Page and application data records
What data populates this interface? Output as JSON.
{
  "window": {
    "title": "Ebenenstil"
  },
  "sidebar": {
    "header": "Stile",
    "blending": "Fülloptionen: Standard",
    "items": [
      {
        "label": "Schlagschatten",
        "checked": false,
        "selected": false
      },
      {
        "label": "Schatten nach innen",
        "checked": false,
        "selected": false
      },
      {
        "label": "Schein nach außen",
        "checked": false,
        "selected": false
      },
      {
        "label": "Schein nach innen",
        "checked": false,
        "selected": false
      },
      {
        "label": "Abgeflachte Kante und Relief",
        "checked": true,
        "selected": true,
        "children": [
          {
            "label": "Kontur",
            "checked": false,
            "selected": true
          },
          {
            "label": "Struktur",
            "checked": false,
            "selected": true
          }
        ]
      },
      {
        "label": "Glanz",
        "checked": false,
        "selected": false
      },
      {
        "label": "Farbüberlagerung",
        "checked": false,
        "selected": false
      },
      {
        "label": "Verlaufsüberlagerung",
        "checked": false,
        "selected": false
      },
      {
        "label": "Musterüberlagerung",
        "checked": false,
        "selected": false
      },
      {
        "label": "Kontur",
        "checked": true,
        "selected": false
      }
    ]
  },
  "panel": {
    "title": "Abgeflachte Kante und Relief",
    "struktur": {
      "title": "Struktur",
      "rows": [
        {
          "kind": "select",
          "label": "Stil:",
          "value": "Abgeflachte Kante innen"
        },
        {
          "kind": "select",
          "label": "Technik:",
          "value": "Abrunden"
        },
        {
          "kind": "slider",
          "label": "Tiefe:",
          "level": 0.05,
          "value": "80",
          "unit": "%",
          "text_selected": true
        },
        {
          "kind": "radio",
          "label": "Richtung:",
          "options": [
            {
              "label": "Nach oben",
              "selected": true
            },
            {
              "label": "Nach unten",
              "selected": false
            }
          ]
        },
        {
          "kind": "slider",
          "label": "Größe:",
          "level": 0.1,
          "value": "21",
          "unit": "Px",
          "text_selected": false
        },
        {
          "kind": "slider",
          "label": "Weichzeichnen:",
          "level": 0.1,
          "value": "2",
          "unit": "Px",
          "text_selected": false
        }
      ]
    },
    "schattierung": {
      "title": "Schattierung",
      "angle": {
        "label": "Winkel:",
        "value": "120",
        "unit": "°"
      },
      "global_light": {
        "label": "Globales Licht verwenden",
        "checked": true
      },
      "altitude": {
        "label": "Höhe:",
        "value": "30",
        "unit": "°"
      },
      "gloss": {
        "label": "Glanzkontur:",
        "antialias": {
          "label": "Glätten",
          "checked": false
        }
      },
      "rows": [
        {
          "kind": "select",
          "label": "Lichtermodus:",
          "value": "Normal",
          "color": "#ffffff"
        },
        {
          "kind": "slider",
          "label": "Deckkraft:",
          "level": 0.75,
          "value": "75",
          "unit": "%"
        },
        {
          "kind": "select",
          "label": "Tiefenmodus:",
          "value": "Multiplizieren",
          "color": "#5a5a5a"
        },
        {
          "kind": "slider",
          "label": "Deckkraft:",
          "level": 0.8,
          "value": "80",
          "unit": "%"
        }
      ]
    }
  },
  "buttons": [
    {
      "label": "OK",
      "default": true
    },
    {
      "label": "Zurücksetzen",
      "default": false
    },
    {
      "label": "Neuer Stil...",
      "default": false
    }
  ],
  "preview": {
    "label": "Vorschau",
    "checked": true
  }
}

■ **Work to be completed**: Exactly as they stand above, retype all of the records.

■ **Your solution**:
What data populates this interface? Output as JSON.
{
  "window": {
    "title": "Ebenenstil"
  },
  "sidebar": {
    "header": "Stile",
    "blending": "Fülloptionen: Standard",
    "items": [
      {
        "label": "Schlagschatten",
        "checked": false,
        "selected": false
      },
      {
        "label": "Schatten nach innen",
        "checked": false,
        "selected": false
      },
      {
        "label": "Schein nach außen",
        "checked": false,
        "selected": false
      },
      {
        "label": "Schein nach innen",
        "checked": false,
        "selected": false
      },
      {
        "label": "Abgeflachte Kante und Relief",
        "checked": true,
        "selected": true,
        "children": [
          {
            "label": "Kontur",
            "checked": false,
            "selected": true
          },
          {
            "label": "Struktur",
            "checked": false,
            "selected": true
          }
        ]
      },
      {
        "label": "Glanz",
        "checked": false,
        "selected": false
      },
      {
        "label": "Farbüberlagerung",
        "checked": false,
        "selected": false
      },
      {
        "label": "Verlaufsüberlagerung",
        "checked": false,
        "selected": false
      },
      {
        "label": "Musterüberlagerung",
        "checked": false,
        "selected": false
      },
      {
        "label": "Kontur",
        "checked": true,
        "selected": false
      }
    ]
  },
  "panel": {
    "title": "Abgeflachte Kante und Relief",
    "struktur": {
      "title": "Struktur",
      "rows": [
        {
          "kind": "select",
          "label": "Stil:",
          "value": "Abgeflachte Kante innen"
        },
        {
          "kind": "select",
          "label": "Technik:",
          "value": "Abrunden"
        },
        {
          "kind": "slider",
          "label": "Tiefe:",
          "level": 0.05,
          "value": "80",
          "unit": "%",
          "text_selected": true
        },
        {
          "kind": "radio",
          "label": "Richtung:",
          "options": [
            {
              "label": "Nach oben",
              "selected": true
            },
            {
              "label": "Nach unten",
              "selected": false
            }
          ]
        },
        {
          "kind": "slider",
          "label": "Größe:",
          "level": 0.1,
          "value": "21",
          "unit": "Px",
          "text_selected": false
        },
        {
          "kind": "slider",
          "label": "Weichzeichnen:",
          "level": 0.1,
          "value": "2",
          "unit": "Px",
          "text_selected": false
        }
      ]
    },
    "schattierung": {
      "title": "Schattierung",
      "angle": {
        "label": "Winkel:",
        "value": "120",
        "unit": "°"
      },
      "global_light": {
        "label": "Globales Licht verwenden",
        "checked": true
      },
      "altitude": {
        "label": "Höhe:",
        "value": "30",
        "unit": "°"
      },
      "gloss": {
        "label": "Glanzkontur:",
        "antialias": {
          "label": "Glätten",
          "checked": false
        }
      },
      "rows": [
        {
          "kind": "select",
          "label": "Lichtermodus:",
          "value": "Normal",
          "color": "#ffffff"
        },
        {
          "kind": "slider",
          "label": "Deckkraft:",
          "level": 0.75,
          "value": "75",
          "unit": "%"
        },
        {
          "kind": "select",
          "label": "Tiefenmodus:",
          "value": "Multiplizieren",
          "color": "#5a5a5a"
        },
        {
          "kind": "slider",
          "label": "Deckkraft:",
          "level": 0.8,
          "value": "80",
          "unit": "%"
        }
      ]
    }
  },
  "buttons": [
    {
      "label": "OK",
      "default": true
    },
    {
      "label": "Zurücksetzen",
      "default": false
    },
    {
      "label": "Neuer Stil...",
      "default": false
    }
  ],
  "preview": {
    "label": "Vorschau",
    "checked": true
  }
}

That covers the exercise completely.